Data management and analysis becomes the real oxygen here. Hence big data technologies and solutions will be crucial. Among the challenges are mentioned – coding, UI/UX (user interface and user experience), hardware, operations and staffing. How do you integrate all the pieces, as there are no standards yet? How do you get reliable guaranteed communications and optimize traffic flow? The devices will be radically different (Nest thermostats, door security, wearable devices from Fitbit, etc.) and what is required is a level of abstraction that can be coded to.

There are other challenges also in terms of staffing and organization. Start small and figure out the touch points and what to solve. What options exist? Then identify toolsets, process, staffing and training. Security and protection against malware hackers become important.

We are at the beginning of this key movement and like any other technology cycle, solutions will emerge. But today there are more questions than answers.

 

The 3rd. Platform, Big Data, and the Internet of Things

What is the “3rd Platform” of IT? It comprises of the cloud, mobile, social, and big data products. According to IDC, “3rd Platform technologies and solutions will drive 29 percent of 2014 IT spending and 89 percent of all IT spending growth”. Much of that growth will come from the “cannibalization” of traditional IT markets. Here are some interesting quotes and statements I read recently.

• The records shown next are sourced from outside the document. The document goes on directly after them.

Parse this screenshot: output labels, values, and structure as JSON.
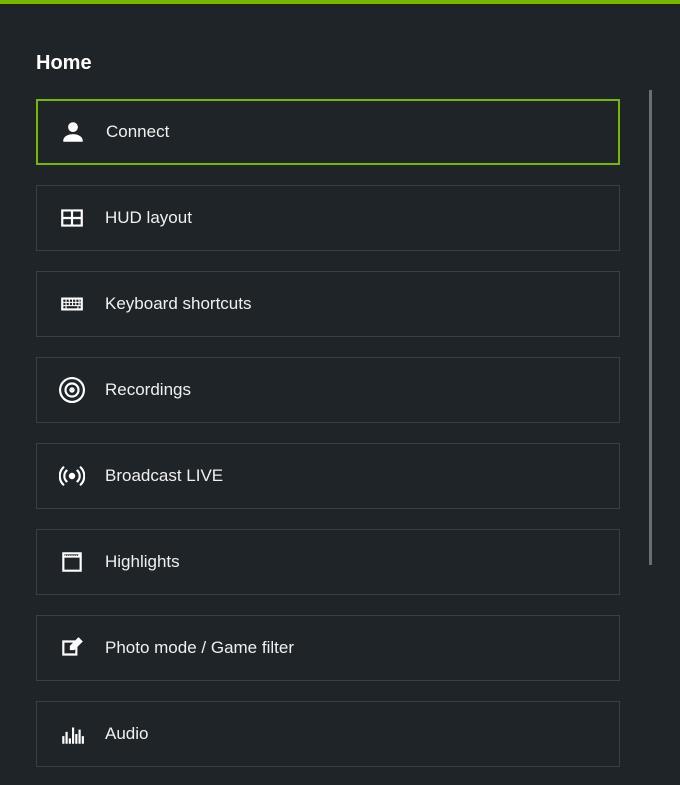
{
  "header": {
    "title": "Home"
  },
  "menu": {
    "items": [
      {
        "label": "Connect",
        "icon": "user-icon",
        "selected": true
      },
      {
        "label": "HUD layout",
        "icon": "hud-layout-icon",
        "selected": false
      },
      {
        "label": "Keyboard shortcuts",
        "icon": "keyboard-icon",
        "selected": false
      },
      {
        "label": "Recordings",
        "icon": "recordings-icon",
        "selected": false
      },
      {
        "label": "Broadcast LIVE",
        "icon": "broadcast-icon",
        "selected": false
      },
      {
        "label": "Highlights",
        "icon": "highlights-icon",
        "selected": false
      },
      {
        "label": "Photo mode / Game filter",
        "icon": "photo-mode-icon",
        "selected": false
      },
      {
        "label": "Audio",
        "icon": "audio-icon",
        "selected": false
      }
    ]
  },
  "colors": {
    "accent": "#76b900",
    "background": "#1f2428",
    "border": "#3a3f44"
  }
}
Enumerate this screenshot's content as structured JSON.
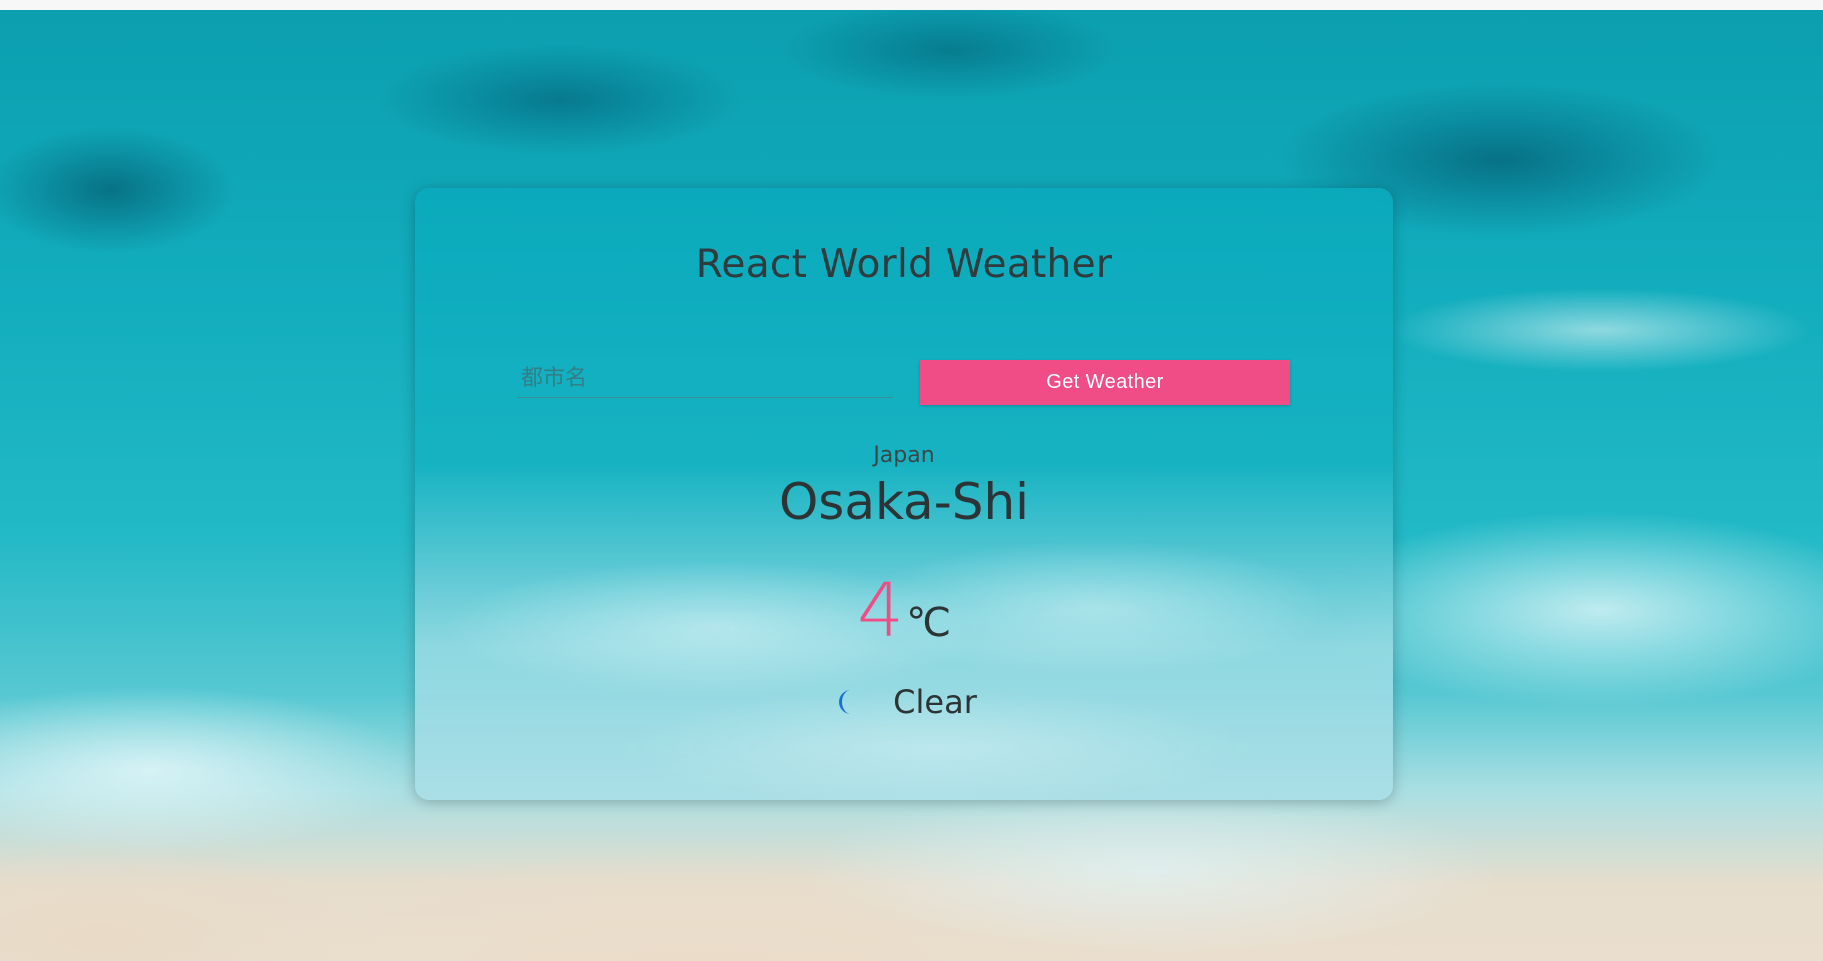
{
  "app": {
    "title": "React World Weather"
  },
  "search": {
    "placeholder": "都市名",
    "value": "",
    "button_label": "Get Weather"
  },
  "weather": {
    "country": "Japan",
    "city": "Osaka-Shi",
    "temperature": "4",
    "unit": "℃",
    "condition": "Clear",
    "condition_icon": "moon-icon"
  },
  "colors": {
    "accent": "#f04d86",
    "icon": "#1a6fd6",
    "text": "#2c3436"
  }
}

  • Adding terabytes to a Hadoop cluster is much less costly than adding terabytes to an enterprise data warehouse (EDW).
  • IDG Enterprise’s 2014 Big Data survey: more than half of the IT leaders polled believe they will have to re-architect the data center network to some extent to accommodate big data services.
  • “Big data has the same sort of disruptive potential as the client-server revolution of 30 years ago, which changed the whole way that IT infrastructure evolved. For some people the disruption will be exciting and for others, it will be threatening.” – Marshall Presser, CTO at Pivotal
  • The traditional IT infrastructure was designed to help the CFO close the company’s books faster than the manual accounting systems that preceded IT. A surprising number of those original systems are still kicking around, adding to the pile of “legacy spaghetti” that CIOs love to complain about.
  • We are seeing a bumpy transition from the old kind of IT that faced mostly inward, to a new kind of IT that mostly faces outward.
  • After years of resistance, IT is following the nearly universal business trend of replacing “product-centricity” with “customer-centricity”.
  • One key challenge is rapidly scaling systems to meet unexpected levels of demand. “I call it the ‘curse of success’ because if the market suddenly loves your product, you have to scale up very quickly. Those kinds of scaling problems are difficult to solve, and there isn’t a universal toolkit for achieving scalability on the Internet of Things. When Henry Ford needed to scale up production, he could add another assembly line.” (Jordan Husney, Strategy Director, Undercurrent)
  • “HDFS is a complete replacement for not just one, but four different layers of the traditional IT stack. The HDFS ecosystem does storage, processing, analytics, and BI/visualization, all without moving the data back and forth from one system to another. It is a complete cannibalization of the existing stack.” (Abhisek Mehta, Founder, CEO of Tresata). My view is that this only applies to the analytics side, not the transaction-processing aspect of business.
  • API-ification of the Enterprise – “Not only we have to change the infrastructure, we have to fundamentally change the way we build applications. Hundreds of millions of new applications will be built. Some of them will be very small, and very transient. Traditional IT organizations – along with their tooling, approaches, and processes – will have to change. For IT, it’s going to be a different world. We’re seeing the ‘API-ification’ of the enterprise.” (Rick Bullota, Cofounder and CTO, ThingWorx

All these observations are interesting, but must be taken with the proper scope in mind. There is a tendency to sensationalize and generalize too quickly. The 3rd Platform is real and Big data is certainly changing the IT landscape. The only question is on the velocity of change!